** PROBLEM REQUIREMENTS **
Look through the lines below for the word "SHOP", and copy every line that has it.

=== Begin Enclosure ===

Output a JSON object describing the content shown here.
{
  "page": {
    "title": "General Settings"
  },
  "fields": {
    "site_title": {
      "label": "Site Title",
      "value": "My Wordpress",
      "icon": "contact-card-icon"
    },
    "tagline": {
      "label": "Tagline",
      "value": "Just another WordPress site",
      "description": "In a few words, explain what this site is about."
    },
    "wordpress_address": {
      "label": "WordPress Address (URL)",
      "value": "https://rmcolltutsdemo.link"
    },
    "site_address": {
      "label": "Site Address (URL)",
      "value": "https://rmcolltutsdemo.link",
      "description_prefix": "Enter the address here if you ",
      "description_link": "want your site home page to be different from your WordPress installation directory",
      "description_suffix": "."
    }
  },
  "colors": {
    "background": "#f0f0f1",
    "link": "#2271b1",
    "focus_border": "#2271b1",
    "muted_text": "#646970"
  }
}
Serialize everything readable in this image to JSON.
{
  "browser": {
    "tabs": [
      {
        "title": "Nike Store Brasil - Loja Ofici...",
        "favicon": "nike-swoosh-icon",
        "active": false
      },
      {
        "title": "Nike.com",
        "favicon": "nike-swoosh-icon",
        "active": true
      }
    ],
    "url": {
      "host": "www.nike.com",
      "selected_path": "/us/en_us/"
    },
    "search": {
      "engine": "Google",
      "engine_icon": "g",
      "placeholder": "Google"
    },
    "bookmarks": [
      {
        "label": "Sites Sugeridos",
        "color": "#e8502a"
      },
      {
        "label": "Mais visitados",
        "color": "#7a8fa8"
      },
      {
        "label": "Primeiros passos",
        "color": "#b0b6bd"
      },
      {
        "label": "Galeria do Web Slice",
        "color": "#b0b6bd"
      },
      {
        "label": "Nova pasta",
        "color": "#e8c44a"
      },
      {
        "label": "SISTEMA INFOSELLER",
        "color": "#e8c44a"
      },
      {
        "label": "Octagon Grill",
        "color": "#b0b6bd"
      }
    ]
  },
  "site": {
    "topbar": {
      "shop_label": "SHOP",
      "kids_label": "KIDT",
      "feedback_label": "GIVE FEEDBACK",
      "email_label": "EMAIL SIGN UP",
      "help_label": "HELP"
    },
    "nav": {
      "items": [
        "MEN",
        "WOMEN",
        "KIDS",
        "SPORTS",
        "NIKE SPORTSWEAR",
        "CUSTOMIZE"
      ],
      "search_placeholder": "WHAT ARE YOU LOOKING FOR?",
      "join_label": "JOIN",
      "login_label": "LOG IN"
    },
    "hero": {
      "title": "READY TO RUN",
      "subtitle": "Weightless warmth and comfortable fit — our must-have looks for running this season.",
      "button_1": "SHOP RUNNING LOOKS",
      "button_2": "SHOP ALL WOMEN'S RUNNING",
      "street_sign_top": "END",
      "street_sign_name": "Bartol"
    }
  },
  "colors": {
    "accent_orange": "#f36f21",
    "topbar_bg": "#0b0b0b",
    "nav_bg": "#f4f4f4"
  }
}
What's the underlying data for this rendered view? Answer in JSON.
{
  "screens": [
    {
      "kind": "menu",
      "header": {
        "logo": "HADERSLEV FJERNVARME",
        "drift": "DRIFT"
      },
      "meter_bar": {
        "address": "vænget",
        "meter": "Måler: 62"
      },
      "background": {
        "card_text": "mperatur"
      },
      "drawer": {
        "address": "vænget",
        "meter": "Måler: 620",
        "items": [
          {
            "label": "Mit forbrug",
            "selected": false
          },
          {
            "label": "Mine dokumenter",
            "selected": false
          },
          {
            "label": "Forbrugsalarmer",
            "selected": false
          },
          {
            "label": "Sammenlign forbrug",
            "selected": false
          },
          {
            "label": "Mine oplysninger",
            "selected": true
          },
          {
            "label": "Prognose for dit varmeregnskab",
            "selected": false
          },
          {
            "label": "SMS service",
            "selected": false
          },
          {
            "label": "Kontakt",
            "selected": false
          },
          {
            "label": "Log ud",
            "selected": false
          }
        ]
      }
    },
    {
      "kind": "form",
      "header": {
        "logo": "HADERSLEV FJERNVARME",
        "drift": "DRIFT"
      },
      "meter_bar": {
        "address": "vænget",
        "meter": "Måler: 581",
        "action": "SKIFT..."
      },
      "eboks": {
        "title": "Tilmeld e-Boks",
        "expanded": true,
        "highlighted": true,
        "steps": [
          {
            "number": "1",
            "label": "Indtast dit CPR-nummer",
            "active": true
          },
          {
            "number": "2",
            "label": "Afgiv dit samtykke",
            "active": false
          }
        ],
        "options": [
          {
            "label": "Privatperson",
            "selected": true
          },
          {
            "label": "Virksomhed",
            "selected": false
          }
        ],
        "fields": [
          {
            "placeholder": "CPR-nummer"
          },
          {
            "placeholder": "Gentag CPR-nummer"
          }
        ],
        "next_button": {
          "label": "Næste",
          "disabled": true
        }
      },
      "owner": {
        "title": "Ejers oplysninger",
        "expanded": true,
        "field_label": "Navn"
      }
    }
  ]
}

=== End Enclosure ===

** RESPONSE TO THE EXERCISE **
      "shop_label": "SHOP",
      "button_1": "SHOP RUNNING LOOKS",
      "button_2": "SHOP ALL WOMEN'S RUNNING",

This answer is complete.